Pan, Xin, Wang, Li, Ye, Jiajie, Qin, Song, He, Bingfang
Applied microbiology and biotechnology 2018 v.102 no.4 pp. 1749-1758
Providencia rettgeri, amoxicillin, cefadroxil, hydrolysis, industrial applications, kinetics, molecular models, mutants, penicillin amidase, site-directed mutagenesis
Penicillin G acylase (PGA) was isolated from Providencia rettgeri PX04 (PrPGApx04) and utilized for the kinetically controlled synthesis of β-lactam antibiotics. Site-directed mutagenesis was performed to increase the process efficiency. Molecular docking was carried out to speculate the key mutant positions corresponding with synthetic activity, which resulted in the achievement of an efficient mutant, βF24G. It yielded higher conversions than the wild-type enzyme in the synthesis of amoxicillin (95 versus 17.2%) and cefadroxil (95.4 versus 43.2%). The reaction time for achieving the maximum conversion decreased from 14 to 16 h to 2–2.5 h. Furthermore, the secondary hydrolysis of produced antibiotics was hardly observed.
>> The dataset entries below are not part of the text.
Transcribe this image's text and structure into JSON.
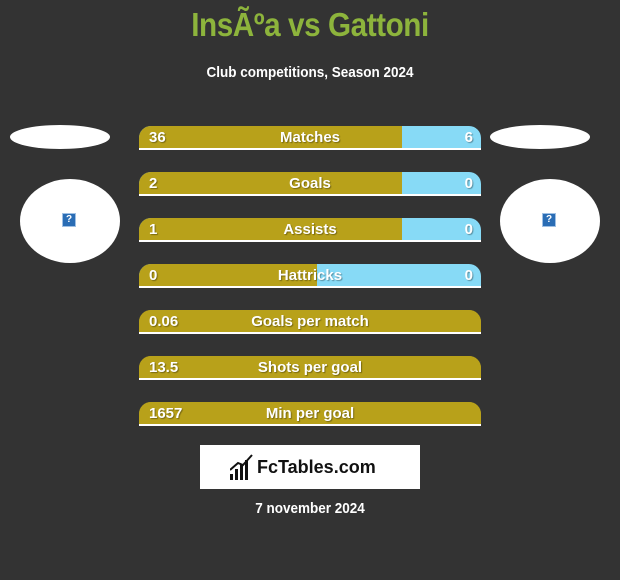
{
  "header": {
    "title": "InsÃºa vs Gattoni",
    "subtitle": "Club competitions, Season 2024"
  },
  "players": {
    "left": {
      "image_icon": "broken-image-icon",
      "icon_glyph": "?"
    },
    "right": {
      "image_icon": "broken-image-icon",
      "icon_glyph": "?"
    }
  },
  "colors": {
    "background": "#333333",
    "title": "#8db43c",
    "left_bar": "#b8a11a",
    "right_bar": "#87daf6"
  },
  "stats": [
    {
      "label": "Matches",
      "left": "36",
      "right": "6",
      "left_share": 0.77
    },
    {
      "label": "Goals",
      "left": "2",
      "right": "0",
      "left_share": 0.77
    },
    {
      "label": "Assists",
      "left": "1",
      "right": "0",
      "left_share": 0.77
    },
    {
      "label": "Hattricks",
      "left": "0",
      "right": "0",
      "left_share": 0.52
    },
    {
      "label": "Goals per match",
      "left": "0.06",
      "right": null,
      "left_share": 1
    },
    {
      "label": "Shots per goal",
      "left": "13.5",
      "right": null,
      "left_share": 1
    },
    {
      "label": "Min per goal",
      "left": "1657",
      "right": null,
      "left_share": 1
    }
  ],
  "logo": {
    "text": "FcTables.com",
    "icon": "bar-chart-icon"
  },
  "footer": {
    "date": "7 november 2024"
  }
}
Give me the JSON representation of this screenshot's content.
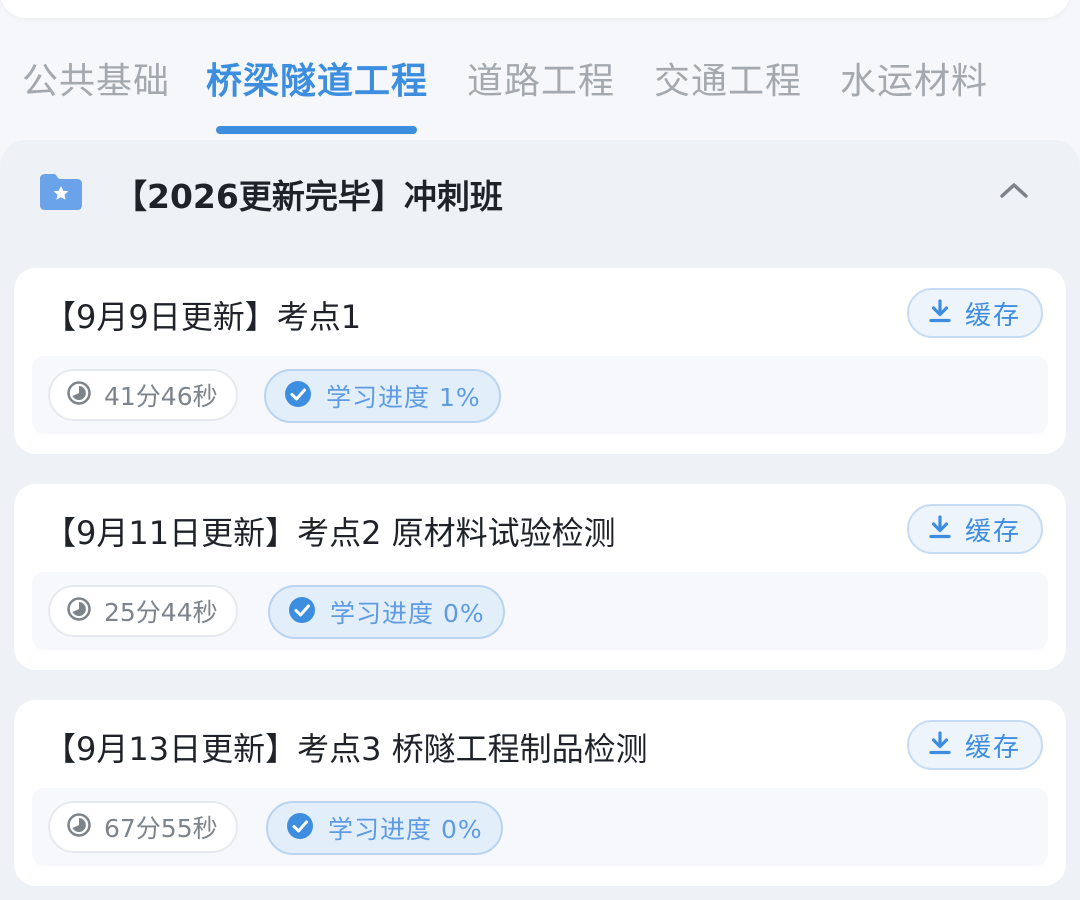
{
  "tabs": [
    {
      "label": "公共基础",
      "active": false
    },
    {
      "label": "桥梁隧道工程",
      "active": true
    },
    {
      "label": "道路工程",
      "active": false
    },
    {
      "label": "交通工程",
      "active": false
    },
    {
      "label": "水运材料",
      "active": false
    }
  ],
  "section": {
    "title": "【2026更新完毕】冲刺班",
    "icon": "folder-star-icon",
    "expanded": true
  },
  "lessons": [
    {
      "title": "【9月9日更新】考点1",
      "cache_label": "缓存",
      "duration": "41分46秒",
      "progress": "学习进度 1%"
    },
    {
      "title": "【9月11日更新】考点2 原材料试验检测",
      "cache_label": "缓存",
      "duration": "25分44秒",
      "progress": "学习进度 0%"
    },
    {
      "title": "【9月13日更新】考点3 桥隧工程制品检测",
      "cache_label": "缓存",
      "duration": "67分55秒",
      "progress": "学习进度 0%"
    }
  ],
  "colors": {
    "accent": "#3e8ee0",
    "tab_inactive": "#a4a9b0",
    "background": "#f5f7fa"
  }
}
Kinetic analysis showed that the (kcₐₜ/Kₘ)AD value for the activated acyl donor D-hydroxyphenylglycine methyl ester (D-HPGME) increased up to 41 times. In contrast, the (kcₐₜ/Kₘ)Pₛ values for the products amoxicillin and cefadroxil decreased 6.5 and 21 times, respectively. Consequently, the α value (kcₐₜ/Kₘ)Pₛ/(kcₐₜ/Kₘ)AD, which reflected the relative hydrolytic specificity of PGA for produced antibiotics with respect to the activated acyl donor, were only 0.028 and 0.043, respectively. The extremely low hydrolytic activity for the products of the βF24G mutant enabled greater product accumulation to occur during synthesis, which made it a promising enzyme for industrial applications.